▸ Data provided

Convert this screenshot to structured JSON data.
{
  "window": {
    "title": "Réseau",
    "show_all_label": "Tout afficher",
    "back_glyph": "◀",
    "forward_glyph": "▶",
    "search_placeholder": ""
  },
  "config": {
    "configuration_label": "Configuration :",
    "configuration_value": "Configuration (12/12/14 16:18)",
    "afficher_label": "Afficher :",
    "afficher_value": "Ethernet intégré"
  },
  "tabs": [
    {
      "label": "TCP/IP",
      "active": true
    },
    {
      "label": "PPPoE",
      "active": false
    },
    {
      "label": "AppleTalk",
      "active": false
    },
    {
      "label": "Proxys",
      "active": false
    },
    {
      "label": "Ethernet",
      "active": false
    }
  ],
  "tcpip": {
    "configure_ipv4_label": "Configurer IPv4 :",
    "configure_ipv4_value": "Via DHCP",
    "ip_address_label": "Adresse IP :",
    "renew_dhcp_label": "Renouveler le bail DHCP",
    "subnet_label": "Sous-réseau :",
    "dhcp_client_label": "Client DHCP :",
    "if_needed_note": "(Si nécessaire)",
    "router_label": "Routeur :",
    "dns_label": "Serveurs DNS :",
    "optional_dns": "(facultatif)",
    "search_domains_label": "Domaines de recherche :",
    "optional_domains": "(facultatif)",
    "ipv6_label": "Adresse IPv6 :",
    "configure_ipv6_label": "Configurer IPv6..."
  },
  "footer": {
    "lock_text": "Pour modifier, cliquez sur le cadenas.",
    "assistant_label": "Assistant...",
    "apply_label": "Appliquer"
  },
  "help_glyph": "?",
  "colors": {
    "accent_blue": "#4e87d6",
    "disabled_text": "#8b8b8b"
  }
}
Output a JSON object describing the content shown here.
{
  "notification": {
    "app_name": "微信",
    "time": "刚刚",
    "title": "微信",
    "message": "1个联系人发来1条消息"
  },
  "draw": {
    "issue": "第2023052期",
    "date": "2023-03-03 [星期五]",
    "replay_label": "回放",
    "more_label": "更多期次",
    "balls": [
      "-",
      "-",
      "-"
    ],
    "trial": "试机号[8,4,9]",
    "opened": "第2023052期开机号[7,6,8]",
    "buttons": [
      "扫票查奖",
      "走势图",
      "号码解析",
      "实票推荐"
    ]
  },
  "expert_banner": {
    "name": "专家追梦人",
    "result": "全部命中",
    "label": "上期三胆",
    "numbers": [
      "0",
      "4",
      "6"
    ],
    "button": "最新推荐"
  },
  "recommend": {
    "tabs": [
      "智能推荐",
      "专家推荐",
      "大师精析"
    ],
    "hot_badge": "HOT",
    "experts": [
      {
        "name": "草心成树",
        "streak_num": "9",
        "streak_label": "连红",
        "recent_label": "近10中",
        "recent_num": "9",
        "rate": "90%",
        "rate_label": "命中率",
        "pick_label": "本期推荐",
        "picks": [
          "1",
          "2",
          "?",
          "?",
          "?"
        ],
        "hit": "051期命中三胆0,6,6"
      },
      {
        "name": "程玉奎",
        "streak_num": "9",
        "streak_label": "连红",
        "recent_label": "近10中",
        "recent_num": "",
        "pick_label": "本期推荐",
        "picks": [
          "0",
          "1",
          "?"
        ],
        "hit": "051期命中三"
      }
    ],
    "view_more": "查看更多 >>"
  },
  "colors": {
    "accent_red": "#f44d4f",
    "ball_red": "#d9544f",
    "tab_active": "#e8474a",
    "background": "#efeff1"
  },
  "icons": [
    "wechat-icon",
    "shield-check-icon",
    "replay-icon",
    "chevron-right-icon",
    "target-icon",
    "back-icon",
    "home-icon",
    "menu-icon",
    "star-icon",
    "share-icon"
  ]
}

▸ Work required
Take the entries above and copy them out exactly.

▸ Written response
Convert this screenshot to structured JSON data.
{
  "window": {
    "title": "Réseau",
    "show_all_label": "Tout afficher",
    "back_glyph": "◀",
    "forward_glyph": "▶",
    "search_placeholder": ""
  },
  "config": {
    "configuration_label": "Configuration :",
    "configuration_value": "Configuration (12/12/14 16:18)",
    "afficher_label": "Afficher :",
    "afficher_value": "Ethernet intégré"
  },
  "tabs": [
    {
      "label": "TCP/IP",
      "active": true
    },
    {
      "label": "PPPoE",
      "active": false
    },
    {
      "label": "AppleTalk",
      "active": false
    },
    {
      "label": "Proxys",
      "active": false
    },
    {
      "label": "Ethernet",
      "active": false
    }
  ],
  "tcpip": {
    "configure_ipv4_label": "Configurer IPv4 :",
    "configure_ipv4_value": "Via DHCP",
    "ip_address_label": "Adresse IP :",
    "renew_dhcp_label": "Renouveler le bail DHCP",
    "subnet_label": "Sous-réseau :",
    "dhcp_client_label": "Client DHCP :",
    "if_needed_note": "(Si nécessaire)",
    "router_label": "Routeur :",
    "dns_label": "Serveurs DNS :",
    "optional_dns": "(facultatif)",
    "search_domains_label": "Domaines de recherche :",
    "optional_domains": "(facultatif)",
    "ipv6_label": "Adresse IPv6 :",
    "configure_ipv6_label": "Configurer IPv6..."
  },
  "footer": {
    "lock_text": "Pour modifier, cliquez sur le cadenas.",
    "assistant_label": "Assistant...",
    "apply_label": "Appliquer"
  },
  "help_glyph": "?",
  "colors": {
    "accent_blue": "#4e87d6",
    "disabled_text": "#8b8b8b"
  }
}
Output a JSON object describing the content shown here.
{
  "notification": {
    "app_name": "微信",
    "time": "刚刚",
    "title": "微信",
    "message": "1个联系人发来1条消息"
  },
  "draw": {
    "issue": "第2023052期",
    "date": "2023-03-03 [星期五]",
    "replay_label": "回放",
    "more_label": "更多期次",
    "balls": [
      "-",
      "-",
      "-"
    ],
    "trial": "试机号[8,4,9]",
    "opened": "第2023052期开机号[7,6,8]",
    "buttons": [
      "扫票查奖",
      "走势图",
      "号码解析",
      "实票推荐"
    ]
  },
  "expert_banner": {
    "name": "专家追梦人",
    "result": "全部命中",
    "label": "上期三胆",
    "numbers": [
      "0",
      "4",
      "6"
    ],
    "button": "最新推荐"
  },
  "recommend": {
    "tabs": [
      "智能推荐",
      "专家推荐",
      "大师精析"
    ],
    "hot_badge": "HOT",
    "experts": [
      {
        "name": "草心成树",
        "streak_num": "9",
        "streak_label": "连红",
        "recent_label": "近10中",
        "recent_num": "9",
        "rate": "90%",
        "rate_label": "命中率",
        "pick_label": "本期推荐",
        "picks": [
          "1",
          "2",
          "?",
          "?",
          "?"
        ],
        "hit": "051期命中三胆0,6,6"
      },
      {
        "name": "程玉奎",
        "streak_num": "9",
        "streak_label": "连红",
        "recent_label": "近10中",
        "recent_num": "",
        "pick_label": "本期推荐",
        "picks": [
          "0",
          "1",
          "?"
        ],
        "hit": "051期命中三"
      }
    ],
    "view_more": "查看更多 >>"
  },
  "colors": {
    "accent_red": "#f44d4f",
    "ball_red": "#d9544f",
    "tab_active": "#e8474a",
    "background": "#efeff1"
  },
  "icons": [
    "wechat-icon",
    "shield-check-icon",
    "replay-icon",
    "chevron-right-icon",
    "target-icon",
    "back-icon",
    "home-icon",
    "menu-icon",
    "star-icon",
    "share-icon"
  ]
}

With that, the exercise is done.